Google map tip

Since a few people in class seemed to have trouble altering the coding on their Google maps so they displayed with the correct amount of zoom, I thought it would be helpful to explain what I did. I had to adjust mine several times before I figured it out, and it was pretty much the only time I ever felt like a computer genius, so here goes:

After you create your map, click on the 'link' button in the upper right corner:

Then, in the box that pops up, click 'customize and preview embedded map.'

A screen will appear where you can change the size and orientation of your map, and you'll notice that the coding in the box corrects itself whenever you make a change. This lets you zoom out on your map to show all your pinpoints (if you have a large area), or zoom in to show individual streets (if you have a small area).

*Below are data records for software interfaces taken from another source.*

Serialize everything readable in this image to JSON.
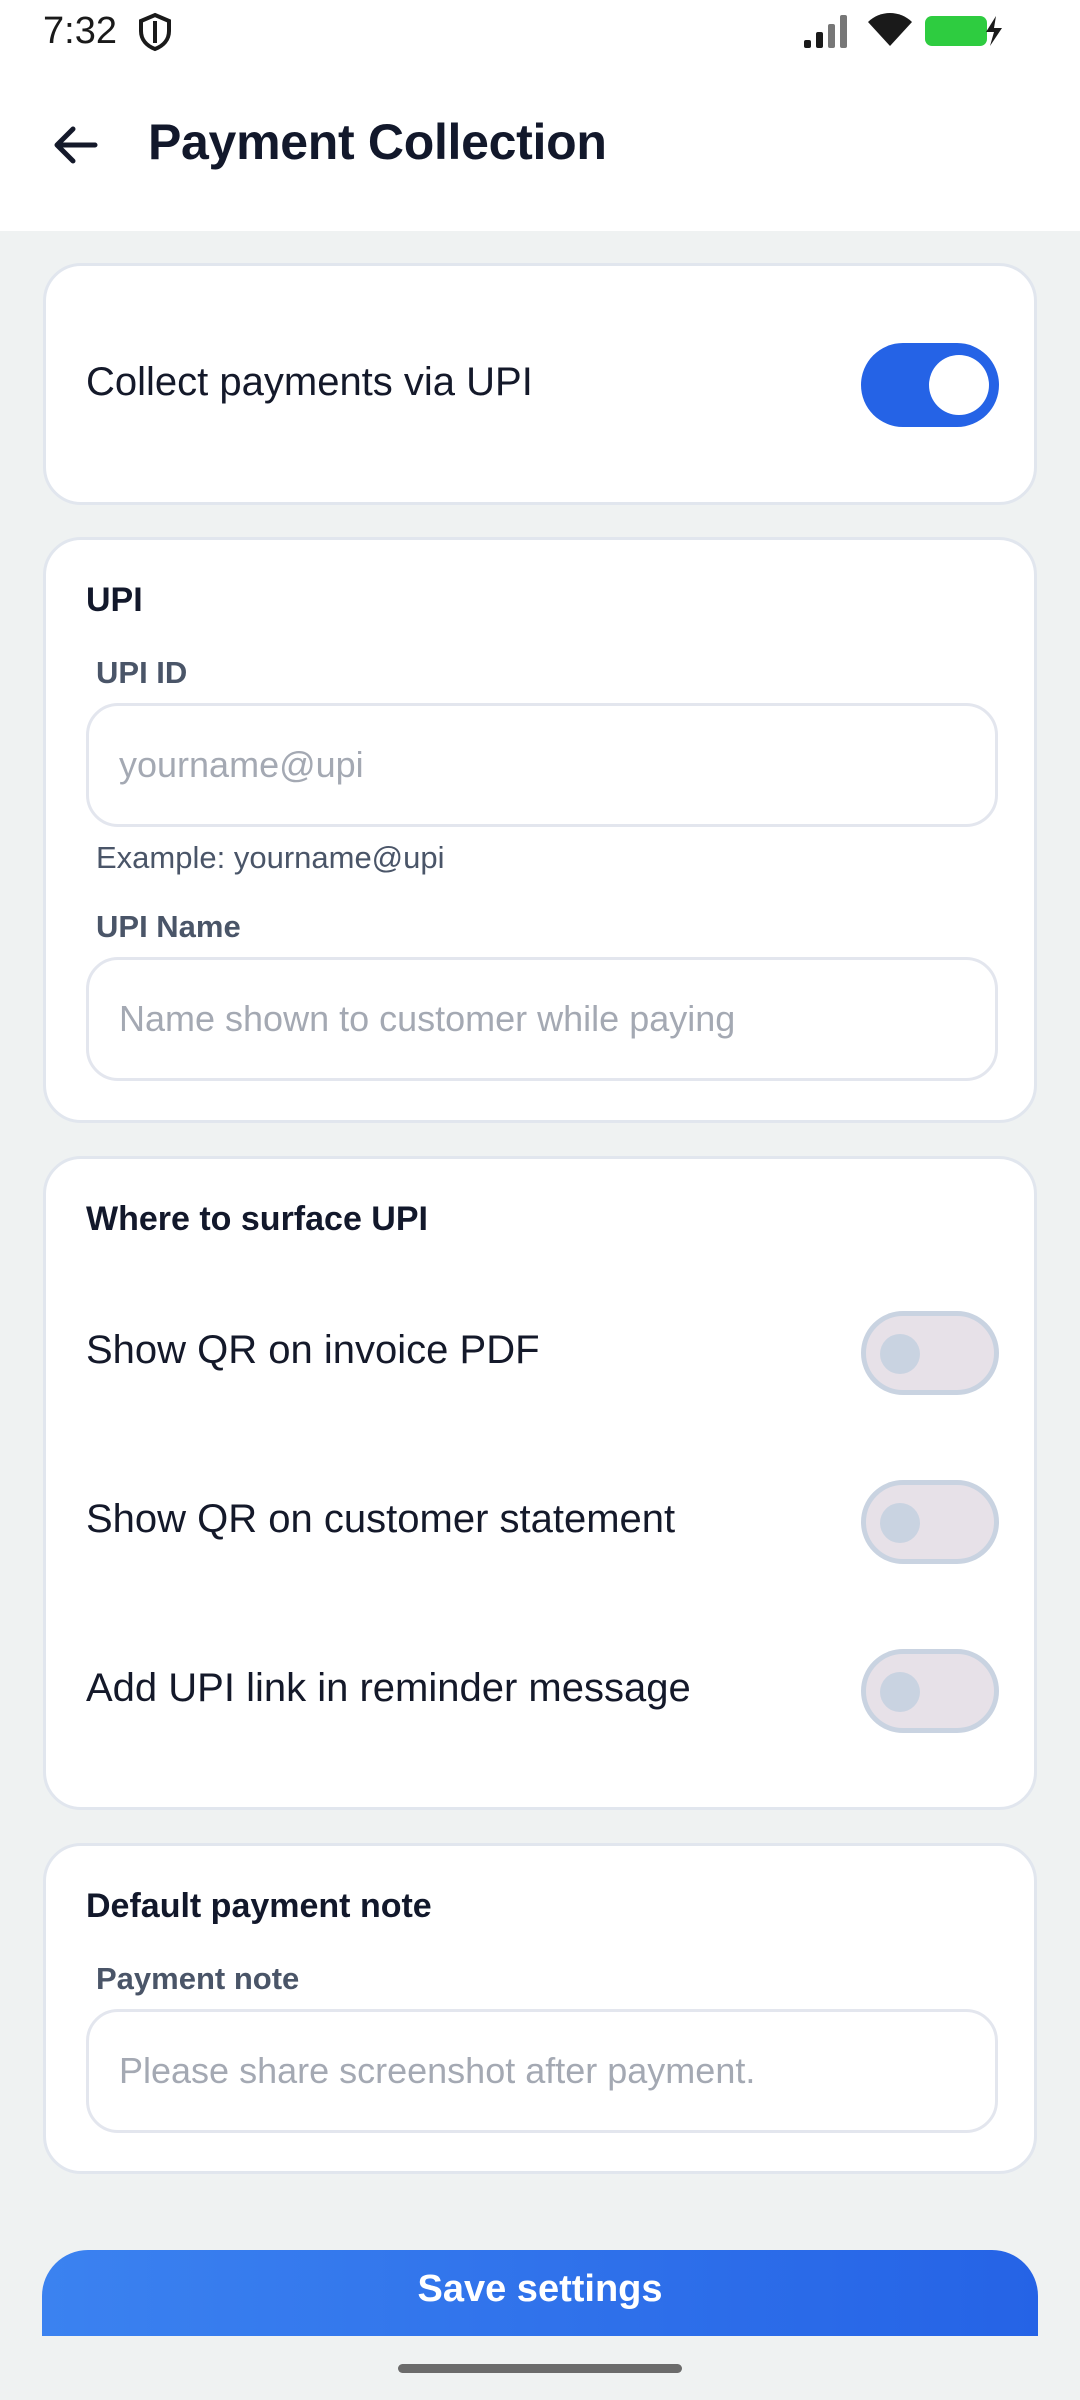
{
  "status_bar": {
    "time": "7:32",
    "icons": [
      "shield-icon",
      "signal-icon",
      "wifi-icon",
      "battery-charging-icon"
    ],
    "battery_color": "#2ecc40"
  },
  "header": {
    "back_icon": "arrow-left-icon",
    "title": "Payment Collection"
  },
  "collect_card": {
    "label": "Collect payments via UPI",
    "enabled": true
  },
  "upi_card": {
    "title": "UPI",
    "upi_id_label": "UPI ID",
    "upi_id_placeholder": "yourname@upi",
    "upi_id_value": "",
    "upi_id_helper": "Example: yourname@upi",
    "upi_name_label": "UPI Name",
    "upi_name_placeholder": "Name shown to customer while paying",
    "upi_name_value": ""
  },
  "surface_card": {
    "title": "Where to surface UPI",
    "options": [
      {
        "label": "Show QR on invoice PDF",
        "enabled": false
      },
      {
        "label": "Show QR on customer statement",
        "enabled": false
      },
      {
        "label": "Add UPI link in reminder message",
        "enabled": false
      }
    ]
  },
  "note_card": {
    "title": "Default payment note",
    "field_label": "Payment note",
    "placeholder": "Please share screenshot after payment.",
    "value": ""
  },
  "footer": {
    "save_label": "Save settings"
  },
  "colors": {
    "accent": "#2563e6",
    "background": "#eff2f2",
    "card": "#ffffff",
    "toggle_off": "#e7e1e8"
  }
}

I think Google maps can be a useful tool when writing for the Web. Since so many people already use it, readers won't feel uncomfortable with the technology. The interactive element also makes it especially good for Web writing, because it allows the reader to use the tool, rather than just look at it. Newspapers and magazines can have some well-constructed infographics, but many of these would not stand up to the Web.

For example, this infographic from the Christian Science Monitor story about the Libyan plane crash has a map and an illustration of the plane, all in one small space. The reader gets a lot of information, and the publication doesn't have to worry about taking up precious real estate in the ever-shrinking news hole. However, if they were to put this on the Web, there would need to be some sort of interactive element to draw in the reader.

My only problem with Google maps is that it can sometimes seem a little boring and pedestrian. Has anyone ever used any other programs to create maps or infographics for the Web?


Caitlin O'Brien said...

Tricia, I agree with you that Google Maps can be a pretty boring aspect of a web site. I took Graphics as a journalism class (I think JOUR350 was the course name) and we learned how to make graphics like the one you have from Christian Science Monitor. From what we learned, those are more of a graphic than an interactive aspect of a website. Granted, the class was for print journalism, not online. I think graphics like those are more enticing because their appearance is more enticing and, like you mentioned, less boring. However, I do think the Google Maps has an interesting quality in that users can actually use the maps--get directions, find addresses, etc.

Chris Harvey said...

Friends, I gave out during class a list of lots of free software tools you could try to jazz up your Web pages. Google maps are only one small option. Many Eyes, Swivel and Vuvox are free sites that can help with data visualizations and timelines, to name three quick examples.

And kudos to all of you who went the extra mile and tried at least one of the tougher multimedia you learned in class on your story projects --video, photo slide shows and quizzes! Best, Chris